Items listed in a dataset:
——
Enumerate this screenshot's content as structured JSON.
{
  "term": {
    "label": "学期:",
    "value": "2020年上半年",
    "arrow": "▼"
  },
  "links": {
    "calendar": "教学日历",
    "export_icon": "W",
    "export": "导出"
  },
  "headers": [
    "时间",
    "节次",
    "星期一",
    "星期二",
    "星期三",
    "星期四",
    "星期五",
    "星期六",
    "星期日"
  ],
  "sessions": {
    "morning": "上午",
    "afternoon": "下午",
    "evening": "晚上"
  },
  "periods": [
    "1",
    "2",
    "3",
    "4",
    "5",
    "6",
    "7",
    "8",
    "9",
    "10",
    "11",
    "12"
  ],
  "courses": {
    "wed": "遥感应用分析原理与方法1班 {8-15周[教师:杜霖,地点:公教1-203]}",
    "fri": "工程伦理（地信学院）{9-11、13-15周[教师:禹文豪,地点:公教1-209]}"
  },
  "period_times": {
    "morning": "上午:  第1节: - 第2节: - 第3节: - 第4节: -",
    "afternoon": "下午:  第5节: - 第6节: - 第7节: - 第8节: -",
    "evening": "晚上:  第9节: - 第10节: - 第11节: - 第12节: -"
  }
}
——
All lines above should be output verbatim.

Enumerate this screenshot's content as structured JSON.
{
  "term": {
    "label": "学期:",
    "value": "2020年上半年",
    "arrow": "▼"
  },
  "links": {
    "calendar": "教学日历",
    "export_icon": "W",
    "export": "导出"
  },
  "headers": [
    "时间",
    "节次",
    "星期一",
    "星期二",
    "星期三",
    "星期四",
    "星期五",
    "星期六",
    "星期日"
  ],
  "sessions": {
    "morning": "上午",
    "afternoon": "下午",
    "evening": "晚上"
  },
  "periods": [
    "1",
    "2",
    "3",
    "4",
    "5",
    "6",
    "7",
    "8",
    "9",
    "10",
    "11",
    "12"
  ],
  "courses": {
    "wed": "遥感应用分析原理与方法1班 {8-15周[教师:杜霖,地点:公教1-203]}",
    "fri": "工程伦理（地信学院）{9-11、13-15周[教师:禹文豪,地点:公教1-209]}"
  },
  "period_times": {
    "morning": "上午:  第1节: - 第2节: - 第3节: - 第4节: -",
    "afternoon": "下午:  第5节: - 第6节: - 第7节: - 第8节: -",
    "evening": "晚上:  第9节: - 第10节: - 第11节: - 第12节: -"
  }
}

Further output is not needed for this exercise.